*Exercise instructions:*
Read through the lines below and copy the ones holding the string "icon".

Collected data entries

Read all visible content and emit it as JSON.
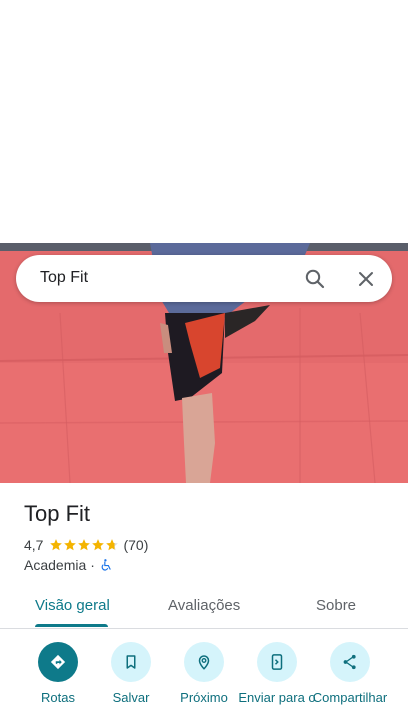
{
  "search": {
    "query": "Top Fit"
  },
  "place": {
    "name": "Top Fit",
    "rating": "4,7",
    "stars": 4.7,
    "review_count": "(70)",
    "category": "Academia",
    "separator": "·"
  },
  "tabs": [
    {
      "label": "Visão geral",
      "active": true
    },
    {
      "label": "Avaliações",
      "active": false
    },
    {
      "label": "Sobre",
      "active": false
    }
  ],
  "actions": [
    {
      "label": "Rotas",
      "icon": "directions-icon"
    },
    {
      "label": "Salvar",
      "icon": "bookmark-icon"
    },
    {
      "label": "Próximo",
      "icon": "nearby-icon"
    },
    {
      "label": "Enviar para o",
      "icon": "send-to-phone-icon"
    },
    {
      "label": "Compartilhar",
      "icon": "share-icon"
    }
  ],
  "colors": {
    "accent": "#0e7a8a",
    "action_bg": "#d5f4fb",
    "star": "#f4b400",
    "accessibility": "#1a73e8"
  }
}
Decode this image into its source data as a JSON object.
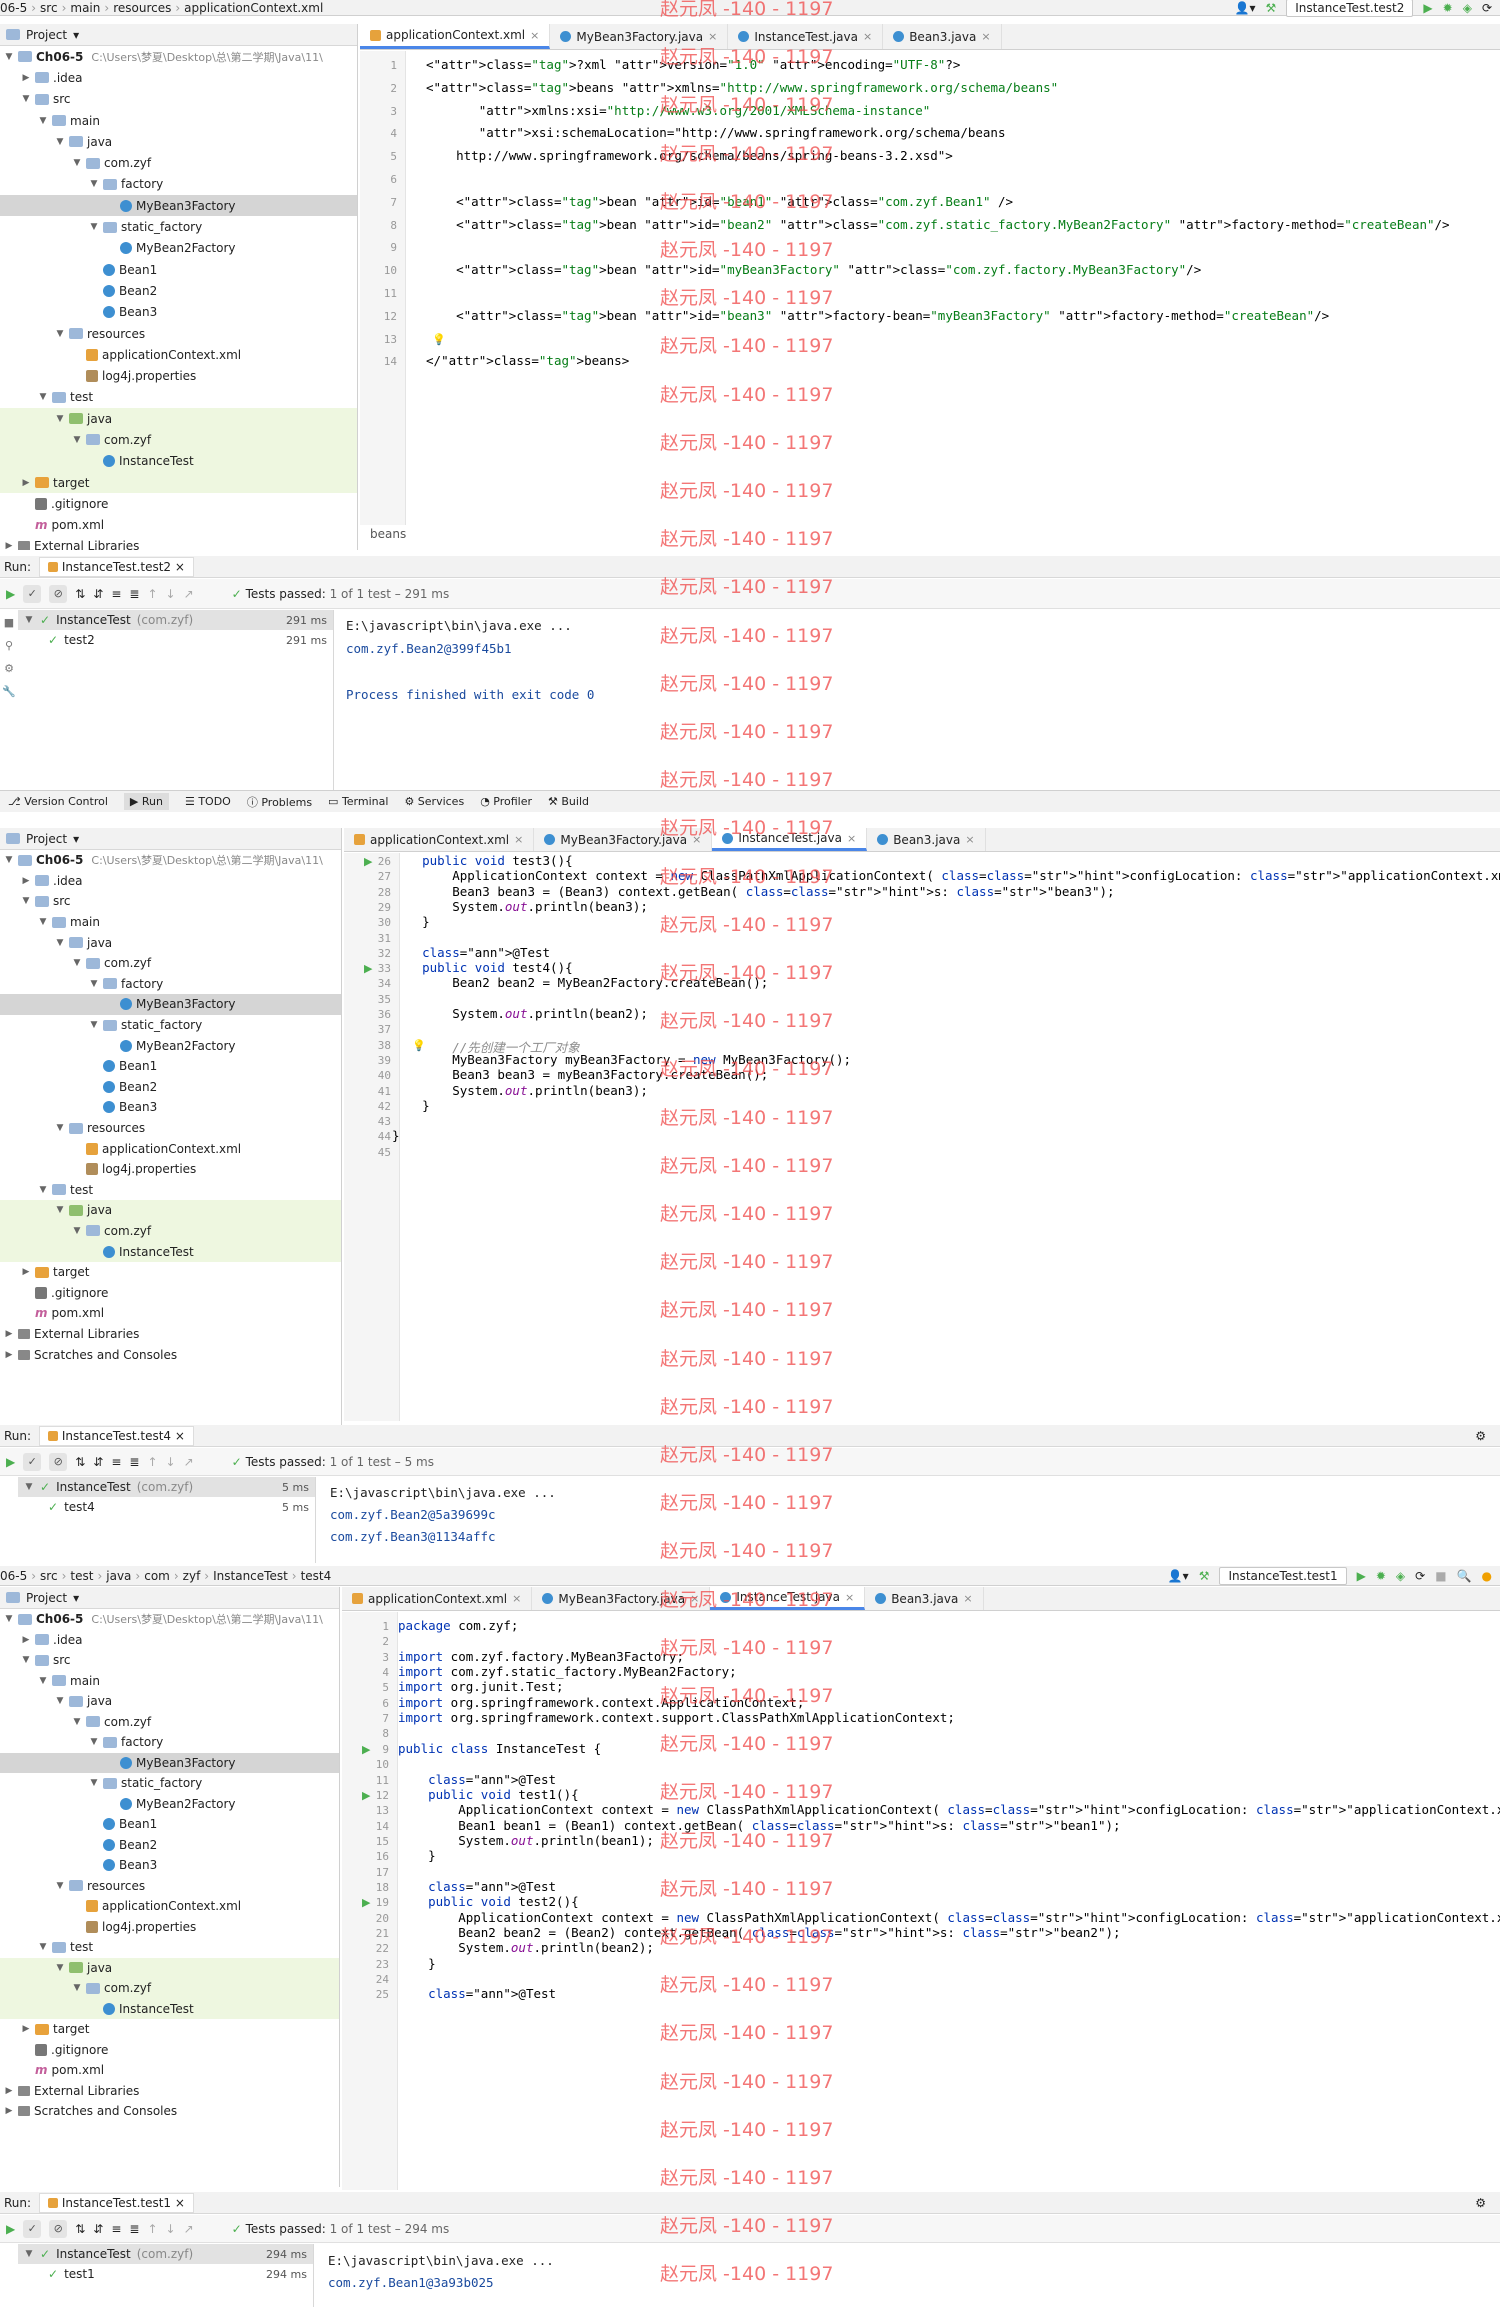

*Written answer:*
      "icon": "directions-icon"
      "icon": "bookmark-icon"
      "icon": "nearby-icon"
      "icon": "send-to-phone-icon"
      "icon": "share-icon"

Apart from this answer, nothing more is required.